(Beginning of Supplied records)
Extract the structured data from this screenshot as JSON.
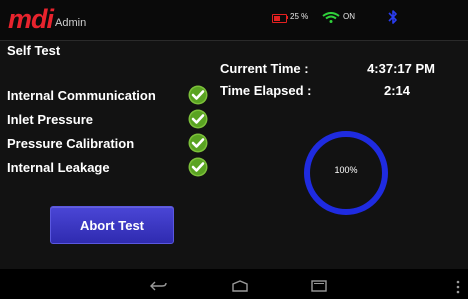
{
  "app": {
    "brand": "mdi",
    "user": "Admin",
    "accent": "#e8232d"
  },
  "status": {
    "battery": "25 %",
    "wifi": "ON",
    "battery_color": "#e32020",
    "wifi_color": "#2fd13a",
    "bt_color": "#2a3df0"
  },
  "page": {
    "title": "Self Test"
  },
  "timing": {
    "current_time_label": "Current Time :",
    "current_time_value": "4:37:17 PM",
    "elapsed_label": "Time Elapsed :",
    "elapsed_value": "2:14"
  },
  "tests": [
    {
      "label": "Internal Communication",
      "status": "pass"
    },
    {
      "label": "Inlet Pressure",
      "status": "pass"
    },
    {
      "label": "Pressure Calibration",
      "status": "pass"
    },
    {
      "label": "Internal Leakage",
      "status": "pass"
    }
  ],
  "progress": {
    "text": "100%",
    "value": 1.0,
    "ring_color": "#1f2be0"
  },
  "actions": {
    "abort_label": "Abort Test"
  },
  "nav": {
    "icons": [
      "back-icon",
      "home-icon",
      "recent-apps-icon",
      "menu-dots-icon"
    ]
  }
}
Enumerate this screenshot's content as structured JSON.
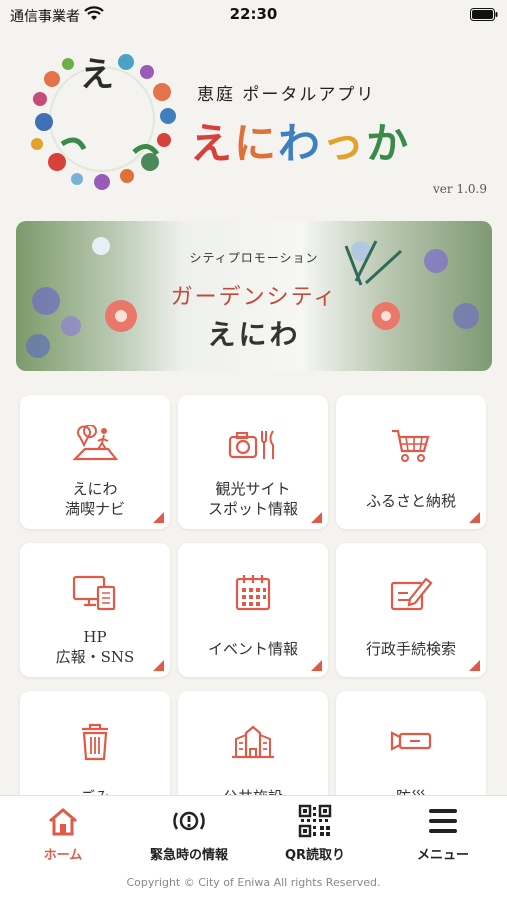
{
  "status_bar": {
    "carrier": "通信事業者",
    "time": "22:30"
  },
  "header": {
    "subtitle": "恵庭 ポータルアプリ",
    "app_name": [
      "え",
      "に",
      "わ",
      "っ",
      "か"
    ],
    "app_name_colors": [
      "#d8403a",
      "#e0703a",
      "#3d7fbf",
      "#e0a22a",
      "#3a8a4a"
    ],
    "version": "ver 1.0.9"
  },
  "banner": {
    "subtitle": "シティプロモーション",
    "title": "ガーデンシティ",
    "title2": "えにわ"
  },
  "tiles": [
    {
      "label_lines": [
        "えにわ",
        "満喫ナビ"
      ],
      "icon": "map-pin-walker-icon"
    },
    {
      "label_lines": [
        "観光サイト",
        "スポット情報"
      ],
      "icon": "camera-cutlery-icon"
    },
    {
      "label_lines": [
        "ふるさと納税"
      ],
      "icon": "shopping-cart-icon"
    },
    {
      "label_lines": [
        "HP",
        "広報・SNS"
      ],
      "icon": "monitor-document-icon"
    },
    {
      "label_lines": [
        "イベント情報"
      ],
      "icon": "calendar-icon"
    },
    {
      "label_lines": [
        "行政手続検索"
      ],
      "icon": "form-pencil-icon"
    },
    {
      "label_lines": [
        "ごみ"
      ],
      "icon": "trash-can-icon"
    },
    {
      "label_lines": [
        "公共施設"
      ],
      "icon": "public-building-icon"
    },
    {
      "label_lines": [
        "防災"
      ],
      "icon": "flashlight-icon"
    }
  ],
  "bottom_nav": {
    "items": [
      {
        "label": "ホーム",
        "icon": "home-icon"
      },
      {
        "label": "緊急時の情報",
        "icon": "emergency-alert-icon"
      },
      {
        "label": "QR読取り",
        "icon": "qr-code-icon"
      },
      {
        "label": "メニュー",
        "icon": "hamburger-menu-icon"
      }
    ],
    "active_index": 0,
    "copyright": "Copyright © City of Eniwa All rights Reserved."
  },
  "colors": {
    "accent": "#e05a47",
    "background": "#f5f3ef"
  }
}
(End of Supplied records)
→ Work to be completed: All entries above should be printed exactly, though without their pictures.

→ Task output:
Extract the structured data from this screenshot as JSON.
{
  "app": {
    "brand": "mdi",
    "user": "Admin",
    "accent": "#e8232d"
  },
  "status": {
    "battery": "25 %",
    "wifi": "ON",
    "battery_color": "#e32020",
    "wifi_color": "#2fd13a",
    "bt_color": "#2a3df0"
  },
  "page": {
    "title": "Self Test"
  },
  "timing": {
    "current_time_label": "Current Time :",
    "current_time_value": "4:37:17 PM",
    "elapsed_label": "Time Elapsed :",
    "elapsed_value": "2:14"
  },
  "tests": [
    {
      "label": "Internal Communication",
      "status": "pass"
    },
    {
      "label": "Inlet Pressure",
      "status": "pass"
    },
    {
      "label": "Pressure Calibration",
      "status": "pass"
    },
    {
      "label": "Internal Leakage",
      "status": "pass"
    }
  ],
  "progress": {
    "text": "100%",
    "value": 1.0,
    "ring_color": "#1f2be0"
  },
  "actions": {
    "abort_label": "Abort Test"
  },
  "nav": {
    "icons": [
      "back-icon",
      "home-icon",
      "recent-apps-icon",
      "menu-dots-icon"
    ]
  }
}
Enumerate this screenshot's content as structured JSON.
{
  "status_bar": {
    "carrier": "通信事業者",
    "time": "22:30"
  },
  "header": {
    "subtitle": "恵庭 ポータルアプリ",
    "app_name": [
      "え",
      "に",
      "わ",
      "っ",
      "か"
    ],
    "app_name_colors": [
      "#d8403a",
      "#e0703a",
      "#3d7fbf",
      "#e0a22a",
      "#3a8a4a"
    ],
    "version": "ver 1.0.9"
  },
  "banner": {
    "subtitle": "シティプロモーション",
    "title": "ガーデンシティ",
    "title2": "えにわ"
  },
  "tiles": [
    {
      "label_lines": [
        "えにわ",
        "満喫ナビ"
      ],
      "icon": "map-pin-walker-icon"
    },
    {
      "label_lines": [
        "観光サイト",
        "スポット情報"
      ],
      "icon": "camera-cutlery-icon"
    },
    {
      "label_lines": [
        "ふるさと納税"
      ],
      "icon": "shopping-cart-icon"
    },
    {
      "label_lines": [
        "HP",
        "広報・SNS"
      ],
      "icon": "monitor-document-icon"
    },
    {
      "label_lines": [
        "イベント情報"
      ],
      "icon": "calendar-icon"
    },
    {
      "label_lines": [
        "行政手続検索"
      ],
      "icon": "form-pencil-icon"
    },
    {
      "label_lines": [
        "ごみ"
      ],
      "icon": "trash-can-icon"
    },
    {
      "label_lines": [
        "公共施設"
      ],
      "icon": "public-building-icon"
    },
    {
      "label_lines": [
        "防災"
      ],
      "icon": "flashlight-icon"
    }
  ],
  "bottom_nav": {
    "items": [
      {
        "label": "ホーム",
        "icon": "home-icon"
      },
      {
        "label": "緊急時の情報",
        "icon": "emergency-alert-icon"
      },
      {
        "label": "QR読取り",
        "icon": "qr-code-icon"
      },
      {
        "label": "メニュー",
        "icon": "hamburger-menu-icon"
      }
    ],
    "active_index": 0,
    "copyright": "Copyright © City of Eniwa All rights Reserved."
  },
  "colors": {
    "accent": "#e05a47",
    "background": "#f5f3ef"
  }
}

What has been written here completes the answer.